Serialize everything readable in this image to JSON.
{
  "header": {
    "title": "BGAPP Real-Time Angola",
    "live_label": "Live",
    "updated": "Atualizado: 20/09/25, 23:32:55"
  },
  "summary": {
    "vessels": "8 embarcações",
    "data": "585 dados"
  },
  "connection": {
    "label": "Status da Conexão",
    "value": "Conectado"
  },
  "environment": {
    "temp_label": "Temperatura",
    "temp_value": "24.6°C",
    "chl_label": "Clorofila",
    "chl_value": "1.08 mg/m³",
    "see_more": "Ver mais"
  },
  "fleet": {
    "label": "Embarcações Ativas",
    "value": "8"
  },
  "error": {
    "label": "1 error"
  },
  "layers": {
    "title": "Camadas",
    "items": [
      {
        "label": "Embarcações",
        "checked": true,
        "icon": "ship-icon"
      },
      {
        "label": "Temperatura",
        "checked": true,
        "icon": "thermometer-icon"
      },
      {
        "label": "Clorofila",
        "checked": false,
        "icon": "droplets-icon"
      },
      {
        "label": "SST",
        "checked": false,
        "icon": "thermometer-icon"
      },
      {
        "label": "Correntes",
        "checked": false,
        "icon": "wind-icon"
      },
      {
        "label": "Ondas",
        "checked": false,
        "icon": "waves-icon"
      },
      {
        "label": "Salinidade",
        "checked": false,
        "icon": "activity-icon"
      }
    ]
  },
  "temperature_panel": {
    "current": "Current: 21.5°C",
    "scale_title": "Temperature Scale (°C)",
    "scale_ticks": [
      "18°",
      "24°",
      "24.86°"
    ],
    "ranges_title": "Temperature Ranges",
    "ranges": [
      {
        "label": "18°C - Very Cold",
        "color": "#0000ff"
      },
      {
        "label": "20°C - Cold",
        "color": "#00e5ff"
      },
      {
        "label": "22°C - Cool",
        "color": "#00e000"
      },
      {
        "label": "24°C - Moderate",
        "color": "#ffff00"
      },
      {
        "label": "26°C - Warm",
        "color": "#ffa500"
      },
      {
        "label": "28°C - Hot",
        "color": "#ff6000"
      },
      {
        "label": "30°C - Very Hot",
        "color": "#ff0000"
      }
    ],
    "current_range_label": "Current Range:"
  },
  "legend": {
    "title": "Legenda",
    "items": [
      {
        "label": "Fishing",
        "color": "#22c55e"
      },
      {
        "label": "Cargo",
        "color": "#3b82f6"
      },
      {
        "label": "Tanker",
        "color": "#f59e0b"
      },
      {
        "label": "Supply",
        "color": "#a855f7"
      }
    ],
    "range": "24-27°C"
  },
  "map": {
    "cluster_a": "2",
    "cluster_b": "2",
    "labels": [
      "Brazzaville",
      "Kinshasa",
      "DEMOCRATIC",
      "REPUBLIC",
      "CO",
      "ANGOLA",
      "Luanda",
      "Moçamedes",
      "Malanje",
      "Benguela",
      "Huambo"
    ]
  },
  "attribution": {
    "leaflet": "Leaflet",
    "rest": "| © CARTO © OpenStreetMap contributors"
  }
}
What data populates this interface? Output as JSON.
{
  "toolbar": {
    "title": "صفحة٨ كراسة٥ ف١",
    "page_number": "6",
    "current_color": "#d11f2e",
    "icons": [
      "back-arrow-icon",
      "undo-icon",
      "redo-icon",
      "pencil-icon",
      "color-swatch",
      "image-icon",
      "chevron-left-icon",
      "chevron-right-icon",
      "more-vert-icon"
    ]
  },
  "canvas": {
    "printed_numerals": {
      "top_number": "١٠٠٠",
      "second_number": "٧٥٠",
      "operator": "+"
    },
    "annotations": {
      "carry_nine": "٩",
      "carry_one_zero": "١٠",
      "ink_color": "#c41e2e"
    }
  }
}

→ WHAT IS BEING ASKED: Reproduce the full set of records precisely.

→ TASK ANSWER:
Serialize everything readable in this image to JSON.
{
  "header": {
    "title": "BGAPP Real-Time Angola",
    "live_label": "Live",
    "updated": "Atualizado: 20/09/25, 23:32:55"
  },
  "summary": {
    "vessels": "8 embarcações",
    "data": "585 dados"
  },
  "connection": {
    "label": "Status da Conexão",
    "value": "Conectado"
  },
  "environment": {
    "temp_label": "Temperatura",
    "temp_value": "24.6°C",
    "chl_label": "Clorofila",
    "chl_value": "1.08 mg/m³",
    "see_more": "Ver mais"
  },
  "fleet": {
    "label": "Embarcações Ativas",
    "value": "8"
  },
  "error": {
    "label": "1 error"
  },
  "layers": {
    "title": "Camadas",
    "items": [
      {
        "label": "Embarcações",
        "checked": true,
        "icon": "ship-icon"
      },
      {
        "label": "Temperatura",
        "checked": true,
        "icon": "thermometer-icon"
      },
      {
        "label": "Clorofila",
        "checked": false,
        "icon": "droplets-icon"
      },
      {
        "label": "SST",
        "checked": false,
        "icon": "thermometer-icon"
      },
      {
        "label": "Correntes",
        "checked": false,
        "icon": "wind-icon"
      },
      {
        "label": "Ondas",
        "checked": false,
        "icon": "waves-icon"
      },
      {
        "label": "Salinidade",
        "checked": false,
        "icon": "activity-icon"
      }
    ]
  },
  "temperature_panel": {
    "current": "Current: 21.5°C",
    "scale_title": "Temperature Scale (°C)",
    "scale_ticks": [
      "18°",
      "24°",
      "24.86°"
    ],
    "ranges_title": "Temperature Ranges",
    "ranges": [
      {
        "label": "18°C - Very Cold",
        "color": "#0000ff"
      },
      {
        "label": "20°C - Cold",
        "color": "#00e5ff"
      },
      {
        "label": "22°C - Cool",
        "color": "#00e000"
      },
      {
        "label": "24°C - Moderate",
        "color": "#ffff00"
      },
      {
        "label": "26°C - Warm",
        "color": "#ffa500"
      },
      {
        "label": "28°C - Hot",
        "color": "#ff6000"
      },
      {
        "label": "30°C - Very Hot",
        "color": "#ff0000"
      }
    ],
    "current_range_label": "Current Range:"
  },
  "legend": {
    "title": "Legenda",
    "items": [
      {
        "label": "Fishing",
        "color": "#22c55e"
      },
      {
        "label": "Cargo",
        "color": "#3b82f6"
      },
      {
        "label": "Tanker",
        "color": "#f59e0b"
      },
      {
        "label": "Supply",
        "color": "#a855f7"
      }
    ],
    "range": "24-27°C"
  },
  "map": {
    "cluster_a": "2",
    "cluster_b": "2",
    "labels": [
      "Brazzaville",
      "Kinshasa",
      "DEMOCRATIC",
      "REPUBLIC",
      "CO",
      "ANGOLA",
      "Luanda",
      "Moçamedes",
      "Malanje",
      "Benguela",
      "Huambo"
    ]
  },
  "attribution": {
    "leaflet": "Leaflet",
    "rest": "| © CARTO © OpenStreetMap contributors"
  }
}
What data populates this interface? Output as JSON.
{
  "toolbar": {
    "title": "صفحة٨ كراسة٥ ف١",
    "page_number": "6",
    "current_color": "#d11f2e",
    "icons": [
      "back-arrow-icon",
      "undo-icon",
      "redo-icon",
      "pencil-icon",
      "color-swatch",
      "image-icon",
      "chevron-left-icon",
      "chevron-right-icon",
      "more-vert-icon"
    ]
  },
  "canvas": {
    "printed_numerals": {
      "top_number": "١٠٠٠",
      "second_number": "٧٥٠",
      "operator": "+"
    },
    "annotations": {
      "carry_nine": "٩",
      "carry_one_zero": "١٠",
      "ink_color": "#c41e2e"
    }
  }
}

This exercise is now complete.